── Record extracts ──

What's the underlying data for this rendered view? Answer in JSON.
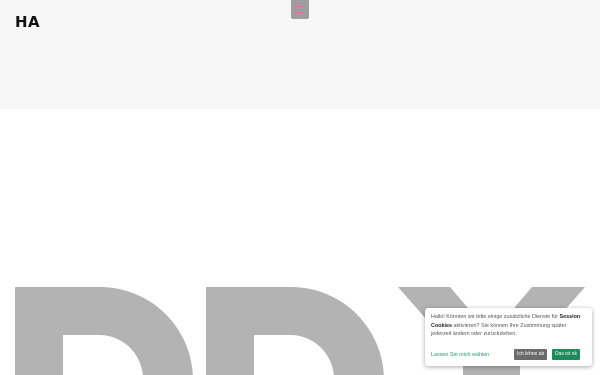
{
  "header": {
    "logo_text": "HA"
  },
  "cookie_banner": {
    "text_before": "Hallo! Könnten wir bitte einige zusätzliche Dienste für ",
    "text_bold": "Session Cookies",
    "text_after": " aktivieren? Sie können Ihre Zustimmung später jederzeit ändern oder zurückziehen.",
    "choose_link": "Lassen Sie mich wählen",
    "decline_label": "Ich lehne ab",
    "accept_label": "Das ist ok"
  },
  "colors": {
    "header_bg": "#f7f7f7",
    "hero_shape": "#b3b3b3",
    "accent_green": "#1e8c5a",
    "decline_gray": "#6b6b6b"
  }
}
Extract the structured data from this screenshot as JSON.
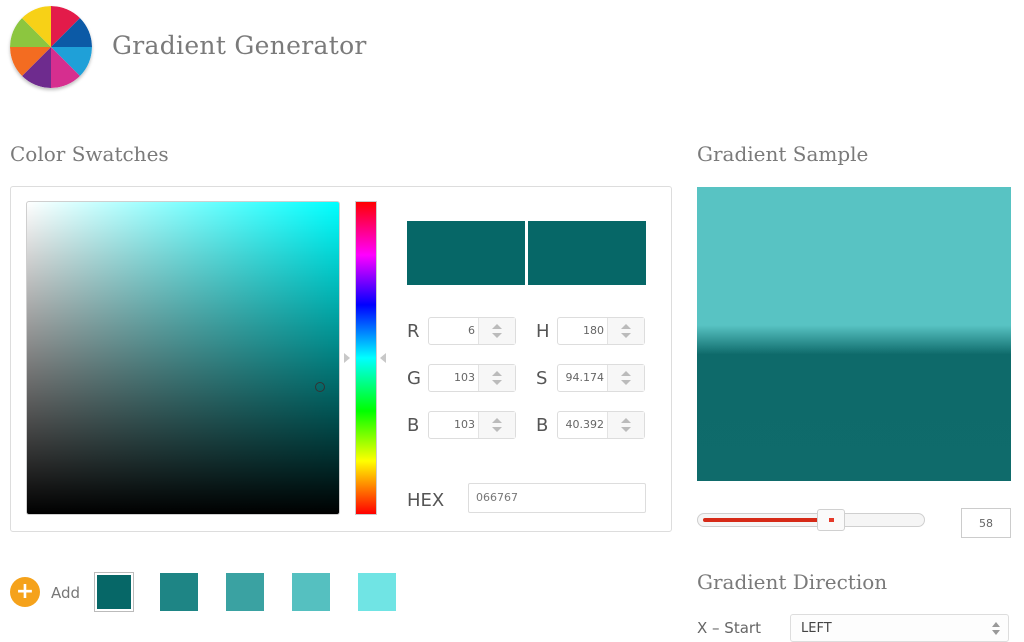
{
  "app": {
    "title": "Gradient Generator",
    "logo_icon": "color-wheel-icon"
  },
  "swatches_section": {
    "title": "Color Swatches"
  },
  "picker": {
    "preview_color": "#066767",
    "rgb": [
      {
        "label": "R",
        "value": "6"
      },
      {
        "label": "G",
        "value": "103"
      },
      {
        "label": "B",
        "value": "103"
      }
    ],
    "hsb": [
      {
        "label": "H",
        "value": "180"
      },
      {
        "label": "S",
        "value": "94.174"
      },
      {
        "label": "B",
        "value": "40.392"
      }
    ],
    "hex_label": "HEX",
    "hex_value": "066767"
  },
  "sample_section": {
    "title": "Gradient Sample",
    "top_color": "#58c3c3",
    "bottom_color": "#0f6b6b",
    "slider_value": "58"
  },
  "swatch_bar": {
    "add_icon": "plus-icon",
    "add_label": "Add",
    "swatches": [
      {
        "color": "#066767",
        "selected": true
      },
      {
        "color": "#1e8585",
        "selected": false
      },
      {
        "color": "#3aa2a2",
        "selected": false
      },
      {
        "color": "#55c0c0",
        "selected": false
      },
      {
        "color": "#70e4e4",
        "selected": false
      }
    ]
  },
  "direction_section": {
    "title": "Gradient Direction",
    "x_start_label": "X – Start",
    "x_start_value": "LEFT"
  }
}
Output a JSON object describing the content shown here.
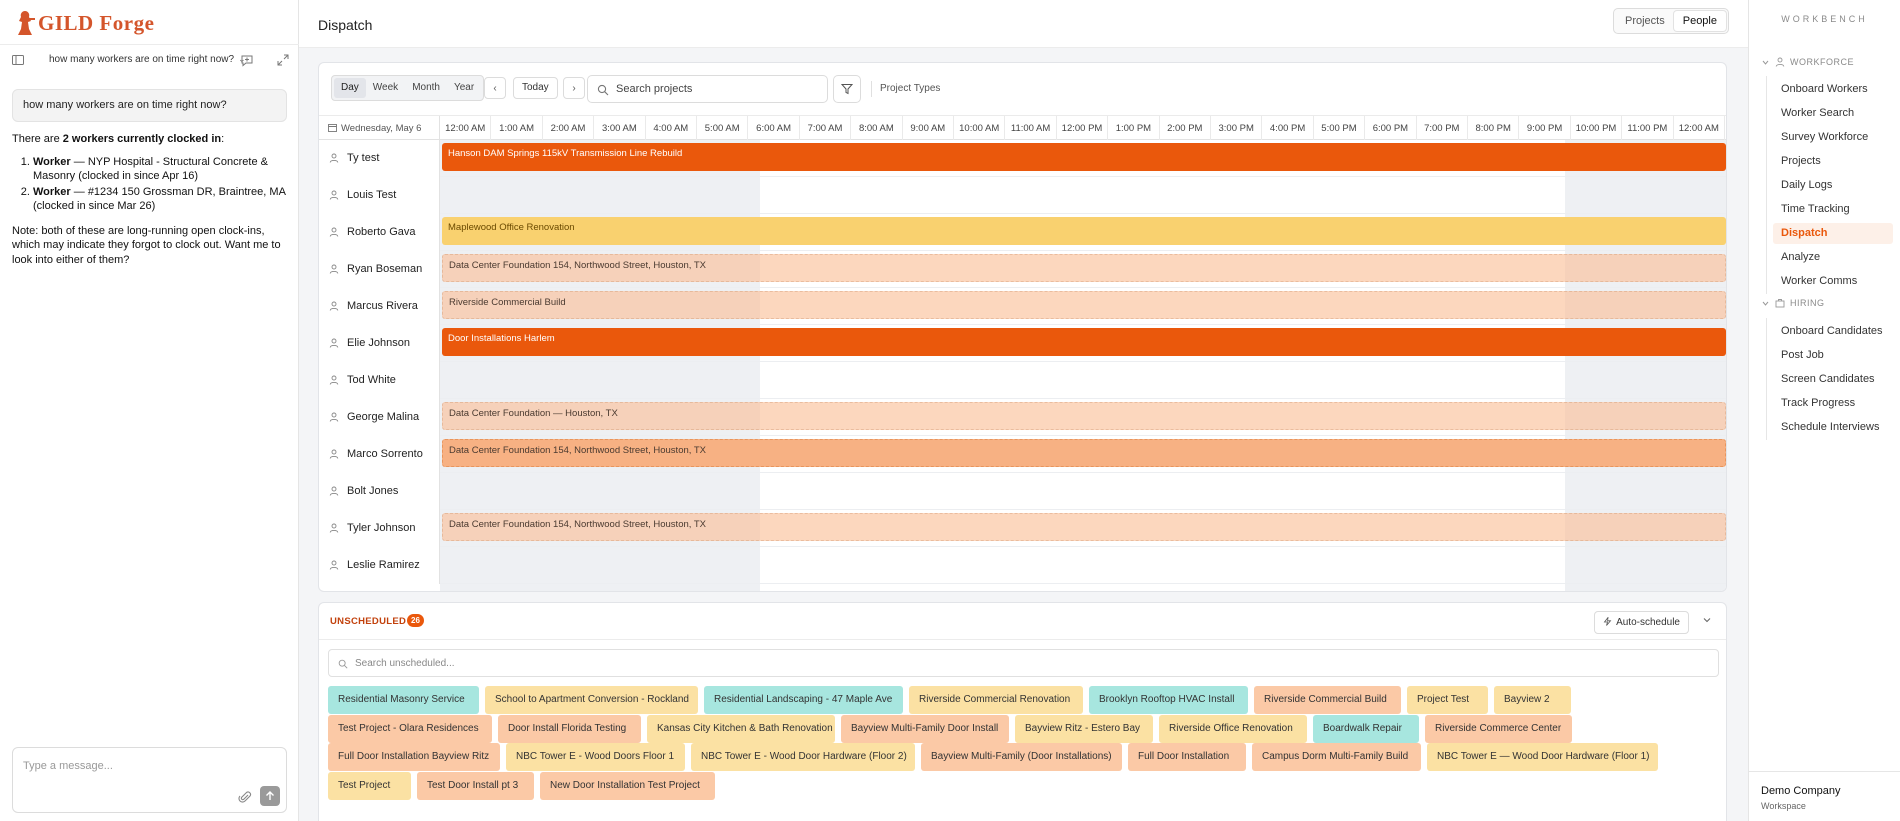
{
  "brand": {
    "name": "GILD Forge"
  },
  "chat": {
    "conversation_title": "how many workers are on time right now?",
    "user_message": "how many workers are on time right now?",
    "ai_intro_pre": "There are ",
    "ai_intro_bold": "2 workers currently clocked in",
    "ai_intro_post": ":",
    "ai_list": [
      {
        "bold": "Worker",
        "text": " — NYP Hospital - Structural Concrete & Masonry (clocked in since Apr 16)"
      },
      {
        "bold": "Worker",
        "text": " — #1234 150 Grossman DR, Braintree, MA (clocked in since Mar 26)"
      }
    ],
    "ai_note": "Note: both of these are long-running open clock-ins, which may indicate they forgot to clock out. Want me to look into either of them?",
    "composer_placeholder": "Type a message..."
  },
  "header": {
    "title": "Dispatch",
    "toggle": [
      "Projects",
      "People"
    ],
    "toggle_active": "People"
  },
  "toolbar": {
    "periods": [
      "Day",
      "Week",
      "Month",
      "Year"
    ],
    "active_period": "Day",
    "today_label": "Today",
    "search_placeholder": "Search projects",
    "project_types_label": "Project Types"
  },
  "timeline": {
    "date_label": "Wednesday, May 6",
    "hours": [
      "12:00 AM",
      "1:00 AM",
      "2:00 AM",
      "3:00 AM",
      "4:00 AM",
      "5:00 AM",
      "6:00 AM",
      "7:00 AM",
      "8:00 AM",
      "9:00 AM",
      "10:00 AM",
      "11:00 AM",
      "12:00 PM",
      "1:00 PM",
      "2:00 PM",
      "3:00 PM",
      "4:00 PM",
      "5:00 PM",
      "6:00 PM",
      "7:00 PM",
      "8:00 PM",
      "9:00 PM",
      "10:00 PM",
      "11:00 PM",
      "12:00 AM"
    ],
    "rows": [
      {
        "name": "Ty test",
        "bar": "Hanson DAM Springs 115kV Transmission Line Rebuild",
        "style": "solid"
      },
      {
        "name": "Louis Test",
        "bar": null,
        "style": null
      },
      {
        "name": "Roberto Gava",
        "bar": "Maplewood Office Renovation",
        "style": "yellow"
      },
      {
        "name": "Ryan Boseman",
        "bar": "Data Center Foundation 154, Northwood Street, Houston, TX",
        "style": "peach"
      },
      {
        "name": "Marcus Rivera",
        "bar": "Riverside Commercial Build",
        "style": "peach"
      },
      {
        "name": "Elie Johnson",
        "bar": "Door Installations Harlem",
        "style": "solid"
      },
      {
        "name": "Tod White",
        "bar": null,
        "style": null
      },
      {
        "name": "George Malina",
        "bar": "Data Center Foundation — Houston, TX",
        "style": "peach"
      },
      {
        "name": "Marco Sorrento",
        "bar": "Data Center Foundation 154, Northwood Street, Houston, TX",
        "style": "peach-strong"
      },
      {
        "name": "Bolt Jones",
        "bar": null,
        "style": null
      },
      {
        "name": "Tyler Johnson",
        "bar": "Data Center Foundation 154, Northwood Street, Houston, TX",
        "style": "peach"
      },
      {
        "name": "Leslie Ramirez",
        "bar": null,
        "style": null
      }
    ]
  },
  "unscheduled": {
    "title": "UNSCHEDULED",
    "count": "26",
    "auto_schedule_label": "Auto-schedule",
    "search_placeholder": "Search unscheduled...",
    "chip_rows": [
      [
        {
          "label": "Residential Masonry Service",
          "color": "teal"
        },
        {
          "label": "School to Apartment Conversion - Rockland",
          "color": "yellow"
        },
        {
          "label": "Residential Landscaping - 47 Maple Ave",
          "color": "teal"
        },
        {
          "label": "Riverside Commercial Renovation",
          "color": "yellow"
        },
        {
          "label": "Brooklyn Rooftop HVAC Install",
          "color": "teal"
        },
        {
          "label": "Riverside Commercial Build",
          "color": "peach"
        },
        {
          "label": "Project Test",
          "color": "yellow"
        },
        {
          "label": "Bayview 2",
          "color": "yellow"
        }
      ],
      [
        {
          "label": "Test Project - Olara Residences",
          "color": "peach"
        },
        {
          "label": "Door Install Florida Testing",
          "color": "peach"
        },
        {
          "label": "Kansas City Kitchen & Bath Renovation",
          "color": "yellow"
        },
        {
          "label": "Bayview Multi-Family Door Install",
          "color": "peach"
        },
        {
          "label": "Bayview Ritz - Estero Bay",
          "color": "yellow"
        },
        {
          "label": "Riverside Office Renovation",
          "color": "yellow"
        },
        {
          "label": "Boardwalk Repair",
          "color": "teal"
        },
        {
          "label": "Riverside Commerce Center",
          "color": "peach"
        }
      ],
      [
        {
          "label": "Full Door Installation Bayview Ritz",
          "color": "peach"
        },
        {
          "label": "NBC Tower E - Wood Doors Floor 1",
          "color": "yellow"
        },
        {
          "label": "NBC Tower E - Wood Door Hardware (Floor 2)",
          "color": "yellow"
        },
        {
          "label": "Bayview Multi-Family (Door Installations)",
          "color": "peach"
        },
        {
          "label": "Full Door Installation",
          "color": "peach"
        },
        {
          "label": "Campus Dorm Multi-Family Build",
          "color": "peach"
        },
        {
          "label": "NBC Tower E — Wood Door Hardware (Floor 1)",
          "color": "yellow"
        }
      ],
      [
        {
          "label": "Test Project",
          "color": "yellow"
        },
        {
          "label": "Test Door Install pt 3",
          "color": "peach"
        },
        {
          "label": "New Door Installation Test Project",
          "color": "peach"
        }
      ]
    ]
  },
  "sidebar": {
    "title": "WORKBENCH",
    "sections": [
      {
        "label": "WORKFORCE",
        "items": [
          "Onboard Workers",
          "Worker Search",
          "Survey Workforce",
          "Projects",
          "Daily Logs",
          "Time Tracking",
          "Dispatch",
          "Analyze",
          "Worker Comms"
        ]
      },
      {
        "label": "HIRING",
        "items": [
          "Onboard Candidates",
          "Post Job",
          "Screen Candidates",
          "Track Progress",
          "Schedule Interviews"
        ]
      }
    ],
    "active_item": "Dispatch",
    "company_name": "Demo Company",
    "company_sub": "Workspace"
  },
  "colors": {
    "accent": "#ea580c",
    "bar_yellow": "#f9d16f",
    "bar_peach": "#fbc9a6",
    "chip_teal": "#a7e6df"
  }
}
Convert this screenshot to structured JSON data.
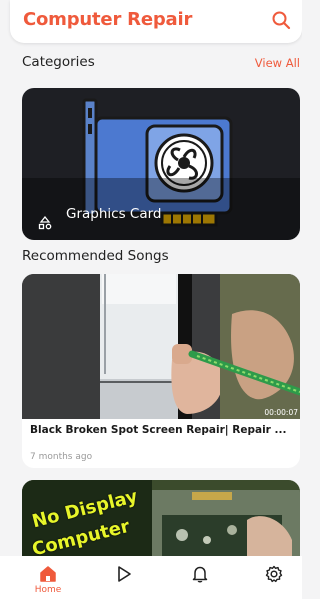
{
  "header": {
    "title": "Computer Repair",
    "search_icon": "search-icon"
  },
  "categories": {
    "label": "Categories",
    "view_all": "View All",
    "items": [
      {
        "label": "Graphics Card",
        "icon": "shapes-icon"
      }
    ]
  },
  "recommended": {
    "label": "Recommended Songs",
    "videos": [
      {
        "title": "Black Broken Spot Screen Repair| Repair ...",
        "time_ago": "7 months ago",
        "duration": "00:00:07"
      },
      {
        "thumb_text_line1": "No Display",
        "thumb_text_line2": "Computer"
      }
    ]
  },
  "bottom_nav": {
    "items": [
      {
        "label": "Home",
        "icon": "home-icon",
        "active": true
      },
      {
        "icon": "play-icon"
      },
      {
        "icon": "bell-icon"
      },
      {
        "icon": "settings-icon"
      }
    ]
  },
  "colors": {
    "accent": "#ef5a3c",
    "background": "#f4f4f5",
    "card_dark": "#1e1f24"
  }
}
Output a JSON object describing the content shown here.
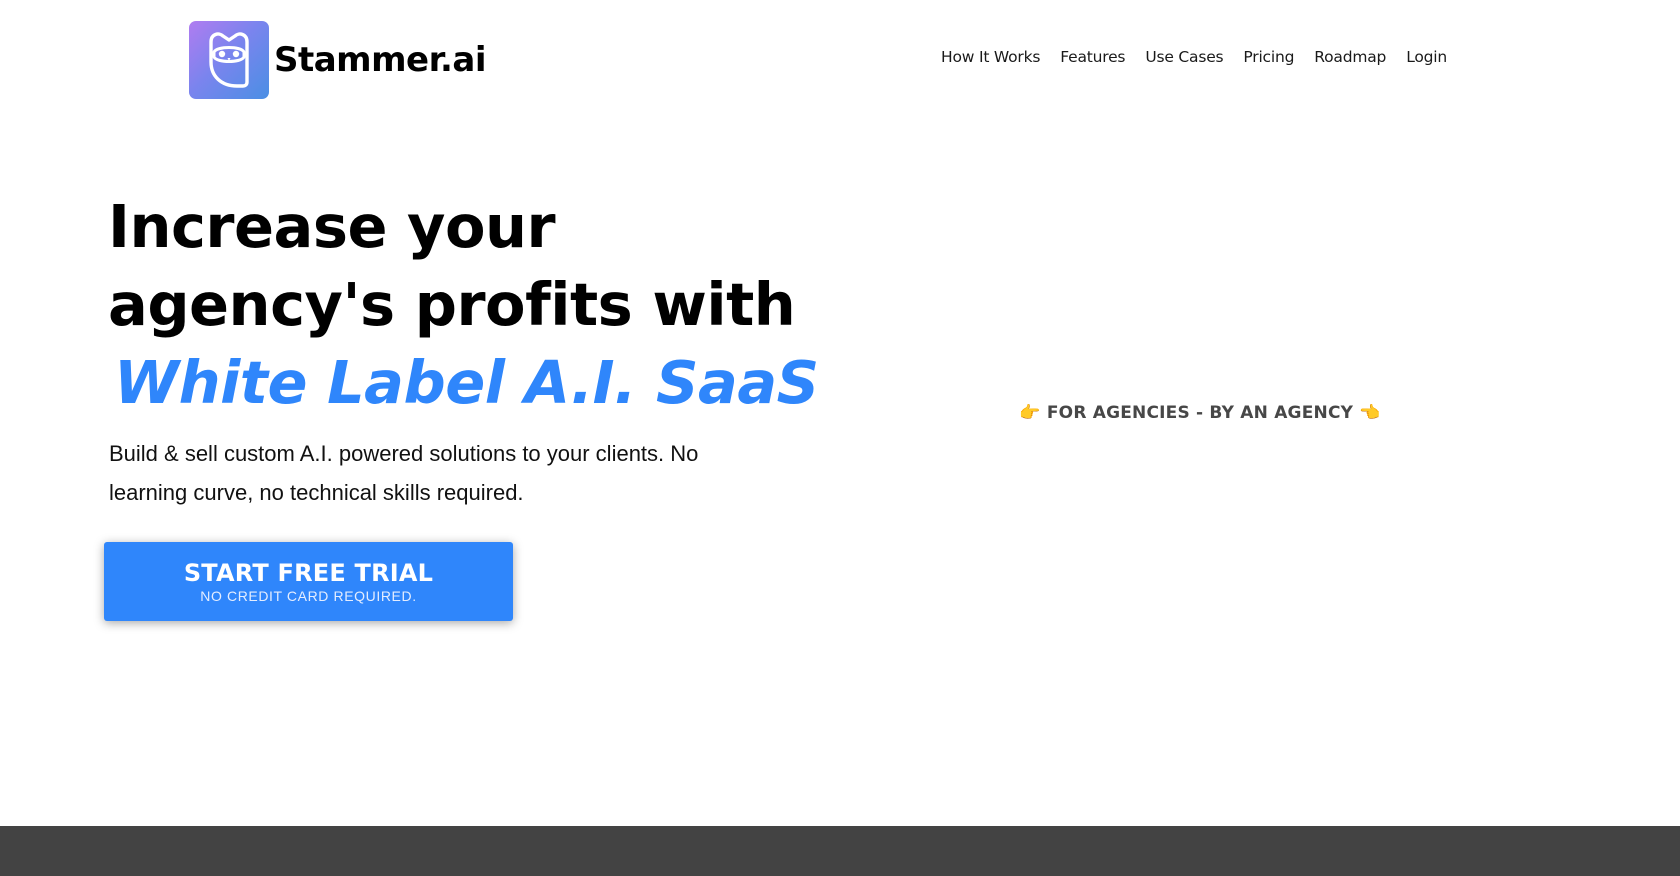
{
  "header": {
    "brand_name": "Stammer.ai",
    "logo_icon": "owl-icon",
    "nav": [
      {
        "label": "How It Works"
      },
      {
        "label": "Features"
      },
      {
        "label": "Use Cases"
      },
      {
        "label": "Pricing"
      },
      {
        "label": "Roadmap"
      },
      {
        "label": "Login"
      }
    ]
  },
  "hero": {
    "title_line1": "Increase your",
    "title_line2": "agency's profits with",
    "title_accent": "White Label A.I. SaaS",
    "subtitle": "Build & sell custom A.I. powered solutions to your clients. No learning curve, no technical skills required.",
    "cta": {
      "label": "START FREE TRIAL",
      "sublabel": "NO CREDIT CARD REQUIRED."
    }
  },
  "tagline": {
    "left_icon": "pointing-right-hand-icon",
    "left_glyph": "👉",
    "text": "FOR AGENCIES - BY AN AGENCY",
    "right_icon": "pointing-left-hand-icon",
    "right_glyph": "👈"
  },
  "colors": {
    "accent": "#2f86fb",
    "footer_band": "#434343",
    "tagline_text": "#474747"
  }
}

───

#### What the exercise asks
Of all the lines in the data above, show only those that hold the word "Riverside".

#### Output for this task
        "bar": "Riverside Commercial Build",
          "label": "Riverside Commercial Renovation",
          "label": "Riverside Commercial Build",
          "label": "Riverside Office Renovation",
          "label": "Riverside Commerce Center",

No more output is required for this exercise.